4 eggs, beaten and at room temperature

1 teaspoon salt

1 (2-inch) cinnamon stick

4 cups all-purpose flour

FOR THE TOPPING:

1/2 cup vegetable shortening

1/2 cup confectioners’ sugar

1/2 cup granulated sugar

1 cup all-purpose flour

1 tablespoon vanilla extract

1 teaspoon cocoa powder (optional)

Red and yellow food coloring (optional)

Preheat oven to 200 degrees F (this will provide a warm place for your dough to rise).

To make the dough, empty yeast into small bowl, stir in ½ cup of warm water and place on top of warm stove to activate, about 10 minutes.

Add the shortening, sugar and vanilla to a mixing bowl. Using a stand- or hand-mixer, mix on medium to high speed until creamed, 1-2 minutes.

Incorporate the eggs, salt and remaining ½ cup of warm water until well-mixed. Pour in the yeast-water mixture, mixing on medium speed for about 30 seconds, until the ingredients blend together.

Using a micro-planer, grind half the cinnamon stick (save the rest for another use). Place the flour in a large bowl, whisk in the grated cinnamon and make a well in the middle (you can also just make a mound of flour on a clean work surface or counter top where you will do your kneading).

Pour the combined liquid ingredients into the well of your flour mound, a little at a time, kneading it until the dough forms.

The dough will be very, very sticky. Knead it on a lightly floured work surface for about 10 minutes until it forms a cohesive ball of dough.

Turn off preheated oven. Place the dough in a greased bowl and cover with a damp towel. Let dough rise for 1 hour. Remove dough from oven, and again preheat oven to 200 degrees F for 5 minutes for the second rise.

Divide dough into 12 pieces. Roll each piece into a ball and place on a lightly greased baking sheet (you will need 2 to 3 sheets, as the dough balls will rise and spread).

Put the trays in the oven, which should be turned off but warm. Let rise for another hour.

With about 20 minutes left in the rising time, start the topping. Mix the shortening, sugars, flour and extract together on medium-high speed for about 1 minute, until crumbly.

Divide topping among 3 bowls. Add a bit of red coloring to one bowl to make beautiful pink buns, and duckling yellow to another. Start with 2 to 3 drops of each, adding more as needed. Or keep 1 bowl white. Add cocoa powder to the third bowl.

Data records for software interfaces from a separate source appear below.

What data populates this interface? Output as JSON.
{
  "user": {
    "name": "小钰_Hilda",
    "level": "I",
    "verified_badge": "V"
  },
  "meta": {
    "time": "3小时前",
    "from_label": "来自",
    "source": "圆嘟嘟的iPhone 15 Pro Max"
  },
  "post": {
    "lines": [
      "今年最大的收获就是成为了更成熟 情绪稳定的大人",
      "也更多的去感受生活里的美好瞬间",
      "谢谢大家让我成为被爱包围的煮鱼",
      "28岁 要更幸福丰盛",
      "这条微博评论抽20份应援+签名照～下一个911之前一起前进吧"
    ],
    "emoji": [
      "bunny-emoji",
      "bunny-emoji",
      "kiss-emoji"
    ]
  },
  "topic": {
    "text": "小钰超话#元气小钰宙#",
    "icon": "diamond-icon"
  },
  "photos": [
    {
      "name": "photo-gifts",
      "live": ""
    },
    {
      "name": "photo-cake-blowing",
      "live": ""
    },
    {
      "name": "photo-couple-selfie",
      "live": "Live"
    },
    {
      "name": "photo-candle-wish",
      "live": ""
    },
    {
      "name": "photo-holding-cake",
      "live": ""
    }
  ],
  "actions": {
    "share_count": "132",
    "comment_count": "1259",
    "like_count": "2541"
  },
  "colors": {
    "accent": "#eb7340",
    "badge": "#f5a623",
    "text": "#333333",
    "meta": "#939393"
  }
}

Knead each bowl with hands until color is mixed in. The topping will be very soft and slightly crumbly.

Remove risen buns from oven, and preheat oven to 350 degrees F.

Roll the 3 topping mixtures into a total of 12 small balls. Flatten out each little ball with your hands; the topping will be a little crusty, but should still cooperate. Pat your flat “topping tortilla” lightly on top of each bun so that it conforms to the round shape of the dough.

Gently slide a butter knife through the topping to create designs, making superficial indentations, not cutting all the way through the topping. A common pattern is lines of a shell (“conchas” in Spanish). Or let the topping create an interesting cracked design on its own.

Bake the pan dulce for about 15 minutes, until they are golden brown and their scent permeates the house.

Let them cool slightly and enjoy with hot chocolate.

Laura McCandlish is a Brunswick-based food writer and radio producer. Follow her on Twitter @baltimoregon and read her blog at baltimoregon.com.